──────── Records supplied ────────

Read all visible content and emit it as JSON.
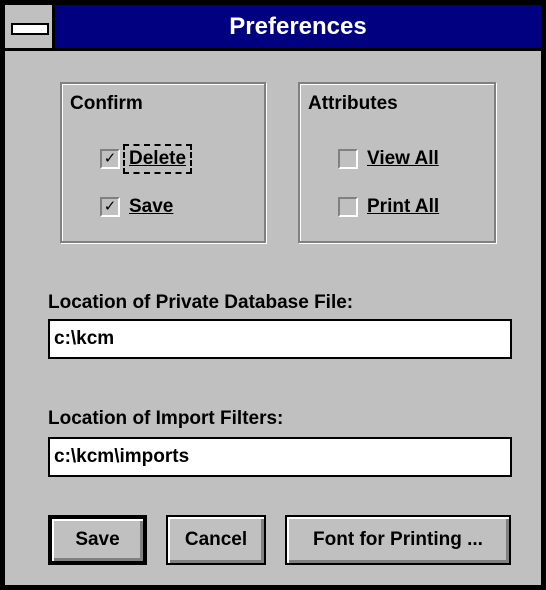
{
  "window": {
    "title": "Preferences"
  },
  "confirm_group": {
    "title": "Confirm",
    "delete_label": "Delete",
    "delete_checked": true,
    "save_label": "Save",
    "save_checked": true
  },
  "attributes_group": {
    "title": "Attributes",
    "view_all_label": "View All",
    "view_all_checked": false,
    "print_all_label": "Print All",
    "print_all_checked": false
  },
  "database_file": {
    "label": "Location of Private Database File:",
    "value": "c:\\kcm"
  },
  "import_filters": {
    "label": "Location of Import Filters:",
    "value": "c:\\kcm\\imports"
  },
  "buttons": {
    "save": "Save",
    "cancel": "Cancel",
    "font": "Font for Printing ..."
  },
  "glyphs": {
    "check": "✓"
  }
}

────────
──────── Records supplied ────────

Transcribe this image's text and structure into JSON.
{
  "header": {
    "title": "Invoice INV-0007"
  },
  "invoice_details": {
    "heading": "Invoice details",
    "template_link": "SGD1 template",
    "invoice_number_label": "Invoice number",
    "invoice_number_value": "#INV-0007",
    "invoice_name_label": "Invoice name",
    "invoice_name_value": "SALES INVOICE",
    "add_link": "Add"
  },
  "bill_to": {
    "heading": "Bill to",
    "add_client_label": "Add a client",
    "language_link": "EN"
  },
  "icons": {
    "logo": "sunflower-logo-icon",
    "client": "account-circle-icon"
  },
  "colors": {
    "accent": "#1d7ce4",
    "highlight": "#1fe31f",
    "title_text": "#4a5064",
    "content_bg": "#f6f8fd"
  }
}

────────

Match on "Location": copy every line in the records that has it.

    "label": "Location of Private Database File:",
    "label": "Location of Import Filters:",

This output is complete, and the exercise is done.